He entered the off-season with a new sense of purpose. "I didn't want to shortchange myself," he says. "I would see so many of these great things my peers were doing, and I'd say, Why not me? I don't think there's a player in the league who has been through the things I've been through, so I knew I was strong enough to handle any situation. So I said, I've just got to get my body prepared, and that's what I did."
Last summer, training in Washington, D.C., he ran hills in the morning, worked out twice a day and dropped 15 pounds thanks to the healthy meals prepared by his new personal chef. The early returns have emboldened him to be a leader as well as a scorer, per the wishes of Jordan, who has told Butler that he will become a co-captain for the second half of the season. According to teammate Calvin Booth, Butler is the one Wizard who will speak up when Arenas is goofing around before a game.
"I say things like, 'Are we going to work today, or are we going to continue to talk?'" says Butler in his deepest baritone voice. "Because sometimes there's too much lollygagging going on. I'm like, 'Hey, do y'all know we got the Pistons out there? Are we going to work today?' Everybody gets real quiet, like, Oh, here he goes. But I get the respect I deserve."

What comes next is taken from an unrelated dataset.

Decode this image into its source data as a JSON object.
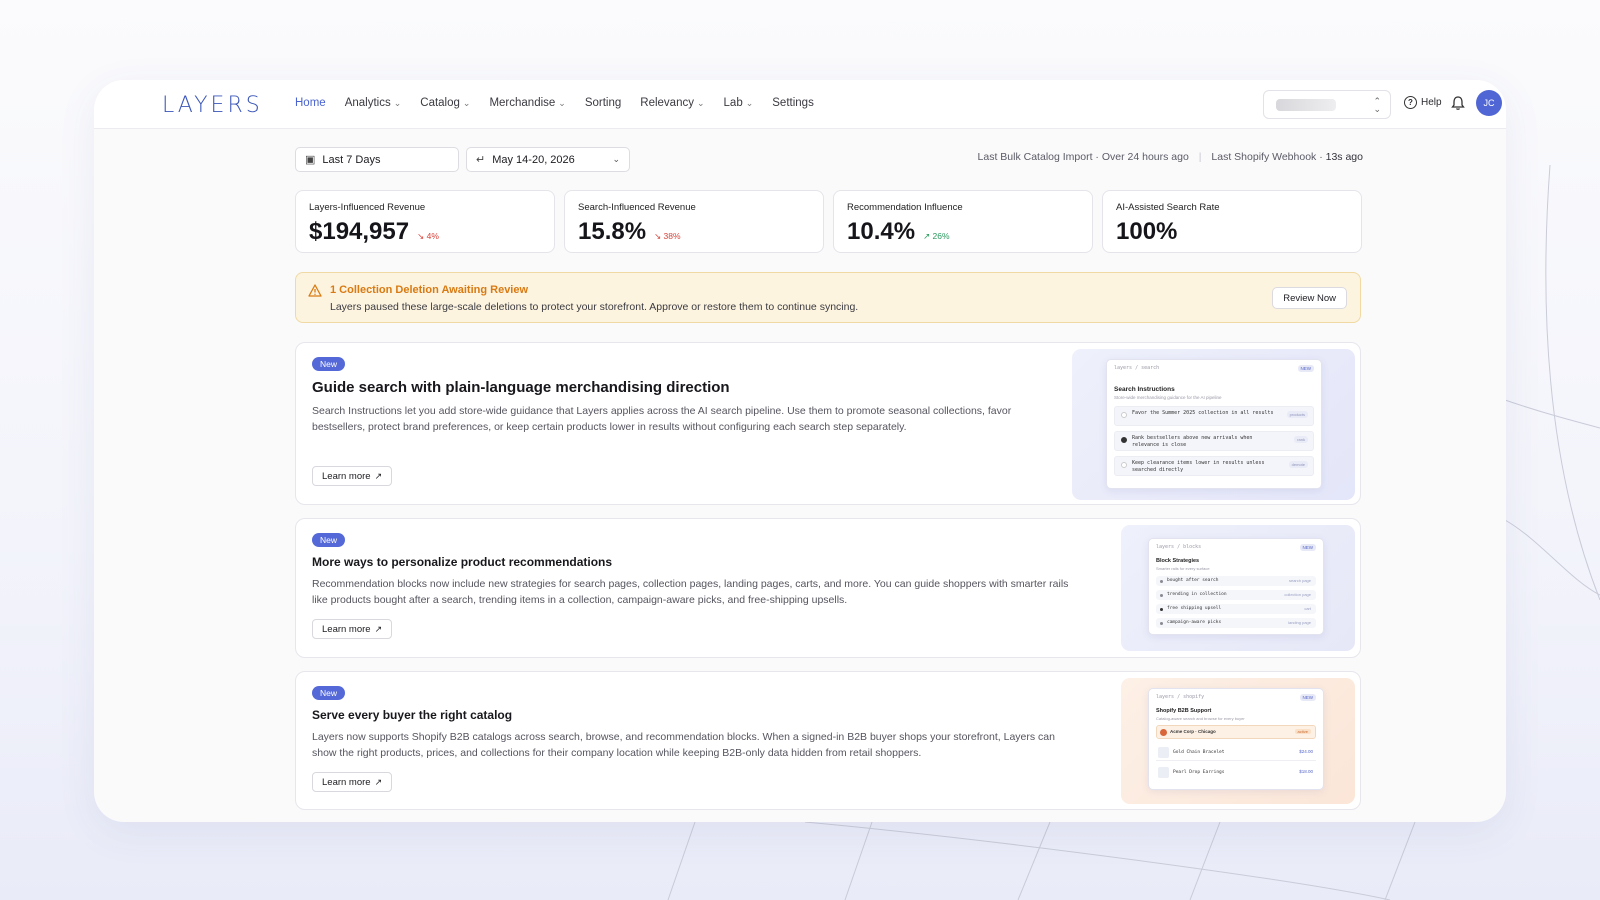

Butler dreams of extending his influence beyond NBA arenas to the broken neighborhoods of Racine, where he returns each summer to visit his mother, Mattie Paden, and his brother, Melvin Claybrook, a 6'3" senior guard at Park High. His charitable foundation supports an annual coat drive in Racine, and Butler visits local schools and meets with students and friends to try to set an example. "When we go to Racine he always tells me, 'Remember this person's face,'" says his wife, Andrea, who met Caron when they were freshmen at UConn. "A year or two later he'll say, 'Remember that person?' And he'll tell me that he's gone or he's been shot or he's in jail."
"It's never failed," says Butler of his premonitions. Of his six closest childhood friends, four are dead. Last May it was a 25-year-old named Robert Nelom. "I told my wife, 'I just don't think he's going to get off the streets.' And six months later he's dead. He got shot in the head--got shot twice, actually, in a club in the bathroom. I had to go back and bury him."
On Sunday in Las Vegas, Butler missed his first six shots and didn't score until there was 4:07 left in the East's 153--132 loss. "He whispered to me, 'I was a little nervous out there,'" said Jordan, who as the East head coach played Butler for 16 minutes off the bench. "I said, 'Heck, Caron, I was nervous all day and got more nervous as the game time approached.' It's all about the experience. He's going to have a comfort level when we get back, and he's going to be riding the wave."
Indeed, Butler sees Sunday as the first day of his newly elite career. "I want to be a perennial All-Star," he says. "I'm very grateful for this honor, but I think I can get much better. I can take it to another level."
A month earlier, after scoring 23 points, grabbing 11 rebounds and handing out seven assists in the win over the Celtics, Butler came out of the locker room at TD Banknorth Garden to find Good, who left MCI in 2000 and now coaches Division II Bryant University in Smithfield, R.I., waiting near the court.
The two exchanged memories for a few minutes before Butler's teammates began to file past. The Wizards' bus was preparing to leave. Good leaned in close and wrapped his arms tightly around his player.